Restate each record exactly as it was written.

TASK DATA ->
======
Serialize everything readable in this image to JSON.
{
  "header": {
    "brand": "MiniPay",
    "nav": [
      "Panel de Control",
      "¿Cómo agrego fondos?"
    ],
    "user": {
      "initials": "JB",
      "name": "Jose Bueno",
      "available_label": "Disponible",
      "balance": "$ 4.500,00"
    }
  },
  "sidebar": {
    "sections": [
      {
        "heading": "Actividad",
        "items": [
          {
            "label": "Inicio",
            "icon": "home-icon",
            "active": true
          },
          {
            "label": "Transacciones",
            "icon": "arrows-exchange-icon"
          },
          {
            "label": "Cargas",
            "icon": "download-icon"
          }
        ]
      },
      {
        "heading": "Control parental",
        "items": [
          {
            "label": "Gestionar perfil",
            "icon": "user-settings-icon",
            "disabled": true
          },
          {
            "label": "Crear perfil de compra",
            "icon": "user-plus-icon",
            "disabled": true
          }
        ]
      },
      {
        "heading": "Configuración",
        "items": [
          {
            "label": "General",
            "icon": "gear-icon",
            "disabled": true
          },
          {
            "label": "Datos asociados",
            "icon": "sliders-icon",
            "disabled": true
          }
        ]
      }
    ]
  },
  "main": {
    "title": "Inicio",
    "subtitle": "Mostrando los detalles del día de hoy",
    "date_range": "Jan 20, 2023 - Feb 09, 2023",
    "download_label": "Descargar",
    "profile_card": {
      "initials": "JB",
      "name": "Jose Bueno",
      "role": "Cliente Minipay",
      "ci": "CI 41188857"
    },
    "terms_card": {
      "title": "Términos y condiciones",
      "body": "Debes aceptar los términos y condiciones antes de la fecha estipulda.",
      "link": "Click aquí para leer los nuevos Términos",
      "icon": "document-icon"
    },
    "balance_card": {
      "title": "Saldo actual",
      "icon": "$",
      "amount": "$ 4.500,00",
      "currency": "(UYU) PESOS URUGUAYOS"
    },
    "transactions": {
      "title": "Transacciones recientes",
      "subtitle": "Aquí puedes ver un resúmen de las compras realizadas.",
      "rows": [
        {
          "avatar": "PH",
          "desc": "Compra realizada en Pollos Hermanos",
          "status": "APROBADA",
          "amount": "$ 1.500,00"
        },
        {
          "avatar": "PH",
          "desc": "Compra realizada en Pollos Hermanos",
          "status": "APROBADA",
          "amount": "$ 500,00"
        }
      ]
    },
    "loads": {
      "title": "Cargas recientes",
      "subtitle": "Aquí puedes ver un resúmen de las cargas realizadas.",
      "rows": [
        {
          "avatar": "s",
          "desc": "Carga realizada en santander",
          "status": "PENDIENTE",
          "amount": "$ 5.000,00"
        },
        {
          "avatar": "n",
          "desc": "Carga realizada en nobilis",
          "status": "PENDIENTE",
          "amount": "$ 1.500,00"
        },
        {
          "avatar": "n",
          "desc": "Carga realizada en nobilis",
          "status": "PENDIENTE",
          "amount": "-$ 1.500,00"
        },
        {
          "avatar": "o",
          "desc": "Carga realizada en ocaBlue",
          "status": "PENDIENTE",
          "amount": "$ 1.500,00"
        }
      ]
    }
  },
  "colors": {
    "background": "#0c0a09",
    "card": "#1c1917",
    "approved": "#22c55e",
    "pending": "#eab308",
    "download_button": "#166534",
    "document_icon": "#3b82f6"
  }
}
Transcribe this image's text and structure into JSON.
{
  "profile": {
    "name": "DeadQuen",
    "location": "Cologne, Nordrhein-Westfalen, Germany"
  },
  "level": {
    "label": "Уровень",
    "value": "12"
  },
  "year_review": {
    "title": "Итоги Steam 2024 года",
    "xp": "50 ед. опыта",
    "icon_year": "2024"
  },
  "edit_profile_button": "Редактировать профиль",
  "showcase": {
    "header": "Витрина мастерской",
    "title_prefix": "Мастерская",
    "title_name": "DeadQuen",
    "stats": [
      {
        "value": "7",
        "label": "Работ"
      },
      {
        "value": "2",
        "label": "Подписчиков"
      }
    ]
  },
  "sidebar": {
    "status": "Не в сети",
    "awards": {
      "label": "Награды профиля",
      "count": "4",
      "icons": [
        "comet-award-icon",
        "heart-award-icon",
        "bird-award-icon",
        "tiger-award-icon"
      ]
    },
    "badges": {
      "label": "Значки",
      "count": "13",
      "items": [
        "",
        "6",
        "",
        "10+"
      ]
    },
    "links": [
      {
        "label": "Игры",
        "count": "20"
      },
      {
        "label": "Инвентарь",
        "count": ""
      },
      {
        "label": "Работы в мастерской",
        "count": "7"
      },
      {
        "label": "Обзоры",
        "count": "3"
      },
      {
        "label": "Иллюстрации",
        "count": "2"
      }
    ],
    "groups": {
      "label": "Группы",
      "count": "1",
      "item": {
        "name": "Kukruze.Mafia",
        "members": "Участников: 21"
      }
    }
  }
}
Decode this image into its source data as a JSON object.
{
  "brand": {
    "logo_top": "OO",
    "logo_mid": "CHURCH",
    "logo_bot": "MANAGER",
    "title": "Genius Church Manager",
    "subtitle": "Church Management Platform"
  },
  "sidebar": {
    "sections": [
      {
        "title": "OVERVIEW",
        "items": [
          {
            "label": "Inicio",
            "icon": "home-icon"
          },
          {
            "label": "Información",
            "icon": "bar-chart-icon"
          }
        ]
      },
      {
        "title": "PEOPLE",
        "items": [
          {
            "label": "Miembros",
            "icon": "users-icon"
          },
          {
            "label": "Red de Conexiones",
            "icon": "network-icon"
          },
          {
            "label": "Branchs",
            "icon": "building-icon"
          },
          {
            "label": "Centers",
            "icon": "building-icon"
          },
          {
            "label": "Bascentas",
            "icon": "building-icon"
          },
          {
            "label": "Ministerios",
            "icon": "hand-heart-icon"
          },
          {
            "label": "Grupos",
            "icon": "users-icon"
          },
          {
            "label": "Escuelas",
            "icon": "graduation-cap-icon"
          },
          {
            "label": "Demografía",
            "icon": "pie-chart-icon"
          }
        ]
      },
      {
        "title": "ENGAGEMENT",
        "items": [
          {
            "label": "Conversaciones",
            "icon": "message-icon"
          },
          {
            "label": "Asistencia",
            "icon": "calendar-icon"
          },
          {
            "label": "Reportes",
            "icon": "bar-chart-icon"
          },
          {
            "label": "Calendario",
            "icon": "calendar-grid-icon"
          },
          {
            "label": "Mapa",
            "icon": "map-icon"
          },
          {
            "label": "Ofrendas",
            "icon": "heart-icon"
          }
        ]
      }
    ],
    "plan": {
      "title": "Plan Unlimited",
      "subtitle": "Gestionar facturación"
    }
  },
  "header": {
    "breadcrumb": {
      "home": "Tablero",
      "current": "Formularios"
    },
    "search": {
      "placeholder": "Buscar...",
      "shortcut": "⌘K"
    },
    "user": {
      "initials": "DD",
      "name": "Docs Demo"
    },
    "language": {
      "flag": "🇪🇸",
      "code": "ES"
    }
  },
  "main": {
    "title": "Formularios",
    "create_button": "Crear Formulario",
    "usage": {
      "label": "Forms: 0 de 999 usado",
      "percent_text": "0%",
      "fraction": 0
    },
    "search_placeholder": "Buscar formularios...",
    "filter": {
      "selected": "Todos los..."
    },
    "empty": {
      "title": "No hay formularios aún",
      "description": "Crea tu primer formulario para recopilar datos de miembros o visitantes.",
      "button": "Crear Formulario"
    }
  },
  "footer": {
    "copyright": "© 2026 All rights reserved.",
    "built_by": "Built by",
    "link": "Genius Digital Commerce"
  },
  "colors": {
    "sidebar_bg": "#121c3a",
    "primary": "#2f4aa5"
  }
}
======
TASK ANSWER ->
Serialize everything readable in this image to JSON.
{
  "header": {
    "brand": "MiniPay",
    "nav": [
      "Panel de Control",
      "¿Cómo agrego fondos?"
    ],
    "user": {
      "initials": "JB",
      "name": "Jose Bueno",
      "available_label": "Disponible",
      "balance": "$ 4.500,00"
    }
  },
  "sidebar": {
    "sections": [
      {
        "heading": "Actividad",
        "items": [
          {
            "label": "Inicio",
            "icon": "home-icon",
            "active": true
          },
          {
            "label": "Transacciones",
            "icon": "arrows-exchange-icon"
          },
          {
            "label": "Cargas",
            "icon": "download-icon"
          }
        ]
      },
      {
        "heading": "Control parental",
        "items": [
          {
            "label": "Gestionar perfil",
            "icon": "user-settings-icon",
            "disabled": true
          },
          {
            "label": "Crear perfil de compra",
            "icon": "user-plus-icon",
            "disabled": true
          }
        ]
      },
      {
        "heading": "Configuración",
        "items": [
          {
            "label": "General",
            "icon": "gear-icon",
            "disabled": true
          },
          {
            "label": "Datos asociados",
            "icon": "sliders-icon",
            "disabled": true
          }
        ]
      }
    ]
  },
  "main": {
    "title": "Inicio",
    "subtitle": "Mostrando los detalles del día de hoy",
    "date_range": "Jan 20, 2023 - Feb 09, 2023",
    "download_label": "Descargar",
    "profile_card": {
      "initials": "JB",
      "name": "Jose Bueno",
      "role": "Cliente Minipay",
      "ci": "CI 41188857"
    },
    "terms_card": {
      "title": "Términos y condiciones",
      "body": "Debes aceptar los términos y condiciones antes de la fecha estipulda.",
      "link": "Click aquí para leer los nuevos Términos",
      "icon": "document-icon"
    },
    "balance_card": {
      "title": "Saldo actual",
      "icon": "$",
      "amount": "$ 4.500,00",
      "currency": "(UYU) PESOS URUGUAYOS"
    },
    "transactions": {
      "title": "Transacciones recientes",
      "subtitle": "Aquí puedes ver un resúmen de las compras realizadas.",
      "rows": [
        {
          "avatar": "PH",
          "desc": "Compra realizada en Pollos Hermanos",
          "status": "APROBADA",
          "amount": "$ 1.500,00"
        },
        {
          "avatar": "PH",
          "desc": "Compra realizada en Pollos Hermanos",
          "status": "APROBADA",
          "amount": "$ 500,00"
        }
      ]
    },
    "loads": {
      "title": "Cargas recientes",
      "subtitle": "Aquí puedes ver un resúmen de las cargas realizadas.",
      "rows": [
        {
          "avatar": "s",
          "desc": "Carga realizada en santander",
          "status": "PENDIENTE",
          "amount": "$ 5.000,00"
        },
        {
          "avatar": "n",
          "desc": "Carga realizada en nobilis",
          "status": "PENDIENTE",
          "amount": "$ 1.500,00"
        },
        {
          "avatar": "n",
          "desc": "Carga realizada en nobilis",
          "status": "PENDIENTE",
          "amount": "-$ 1.500,00"
        },
        {
          "avatar": "o",
          "desc": "Carga realizada en ocaBlue",
          "status": "PENDIENTE",
          "amount": "$ 1.500,00"
        }
      ]
    }
  },
  "colors": {
    "background": "#0c0a09",
    "card": "#1c1917",
    "approved": "#22c55e",
    "pending": "#eab308",
    "download_button": "#166534",
    "document_icon": "#3b82f6"
  }
}
Transcribe this image's text and structure into JSON.
{
  "profile": {
    "name": "DeadQuen",
    "location": "Cologne, Nordrhein-Westfalen, Germany"
  },
  "level": {
    "label": "Уровень",
    "value": "12"
  },
  "year_review": {
    "title": "Итоги Steam 2024 года",
    "xp": "50 ед. опыта",
    "icon_year": "2024"
  },
  "edit_profile_button": "Редактировать профиль",
  "showcase": {
    "header": "Витрина мастерской",
    "title_prefix": "Мастерская",
    "title_name": "DeadQuen",
    "stats": [
      {
        "value": "7",
        "label": "Работ"
      },
      {
        "value": "2",
        "label": "Подписчиков"
      }
    ]
  },
  "sidebar": {
    "status": "Не в сети",
    "awards": {
      "label": "Награды профиля",
      "count": "4",
      "icons": [
        "comet-award-icon",
        "heart-award-icon",
        "bird-award-icon",
        "tiger-award-icon"
      ]
    },
    "badges": {
      "label": "Значки",
      "count": "13",
      "items": [
        "",
        "6",
        "",
        "10+"
      ]
    },
    "links": [
      {
        "label": "Игры",
        "count": "20"
      },
      {
        "label": "Инвентарь",
        "count": ""
      },
      {
        "label": "Работы в мастерской",
        "count": "7"
      },
      {
        "label": "Обзоры",
        "count": "3"
      },
      {
        "label": "Иллюстрации",
        "count": "2"
      }
    ],
    "groups": {
      "label": "Группы",
      "count": "1",
      "item": {
        "name": "Kukruze.Mafia",
        "members": "Участников: 21"
      }
    }
  }
}
Decode this image into its source data as a JSON object.
{
  "brand": {
    "logo_top": "OO",
    "logo_mid": "CHURCH",
    "logo_bot": "MANAGER",
    "title": "Genius Church Manager",
    "subtitle": "Church Management Platform"
  },
  "sidebar": {
    "sections": [
      {
        "title": "OVERVIEW",
        "items": [
          {
            "label": "Inicio",
            "icon": "home-icon"
          },
          {
            "label": "Información",
            "icon": "bar-chart-icon"
          }
        ]
      },
      {
        "title": "PEOPLE",
        "items": [
          {
            "label": "Miembros",
            "icon": "users-icon"
          },
          {
            "label": "Red de Conexiones",
            "icon": "network-icon"
          },
          {
            "label": "Branchs",
            "icon": "building-icon"
          },
          {
            "label": "Centers",
            "icon": "building-icon"
          },
          {
            "label": "Bascentas",
            "icon": "building-icon"
          },
          {
            "label": "Ministerios",
            "icon": "hand-heart-icon"
          },
          {
            "label": "Grupos",
            "icon": "users-icon"
          },
          {
            "label": "Escuelas",
            "icon": "graduation-cap-icon"
          },
          {
            "label": "Demografía",
            "icon": "pie-chart-icon"
          }
        ]
      },
      {
        "title": "ENGAGEMENT",
        "items": [
          {
            "label": "Conversaciones",
            "icon": "message-icon"
          },
          {
            "label": "Asistencia",
            "icon": "calendar-icon"
          },
          {
            "label": "Reportes",
            "icon": "bar-chart-icon"
          },
          {
            "label": "Calendario",
            "icon": "calendar-grid-icon"
          },
          {
            "label": "Mapa",
            "icon": "map-icon"
          },
          {
            "label": "Ofrendas",
            "icon": "heart-icon"
          }
        ]
      }
    ],
    "plan": {
      "title": "Plan Unlimited",
      "subtitle": "Gestionar facturación"
    }
  },
  "header": {
    "breadcrumb": {
      "home": "Tablero",
      "current": "Formularios"
    },
    "search": {
      "placeholder": "Buscar...",
      "shortcut": "⌘K"
    },
    "user": {
      "initials": "DD",
      "name": "Docs Demo"
    },
    "language": {
      "flag": "🇪🇸",
      "code": "ES"
    }
  },
  "main": {
    "title": "Formularios",
    "create_button": "Crear Formulario",
    "usage": {
      "label": "Forms: 0 de 999 usado",
      "percent_text": "0%",
      "fraction": 0
    },
    "search_placeholder": "Buscar formularios...",
    "filter": {
      "selected": "Todos los..."
    },
    "empty": {
      "title": "No hay formularios aún",
      "description": "Crea tu primer formulario para recopilar datos de miembros o visitantes.",
      "button": "Crear Formulario"
    }
  },
  "footer": {
    "copyright": "© 2026 All rights reserved.",
    "built_by": "Built by",
    "link": "Genius Digital Commerce"
  },
  "colors": {
    "sidebar_bg": "#121c3a",
    "primary": "#2f4aa5"
  }
}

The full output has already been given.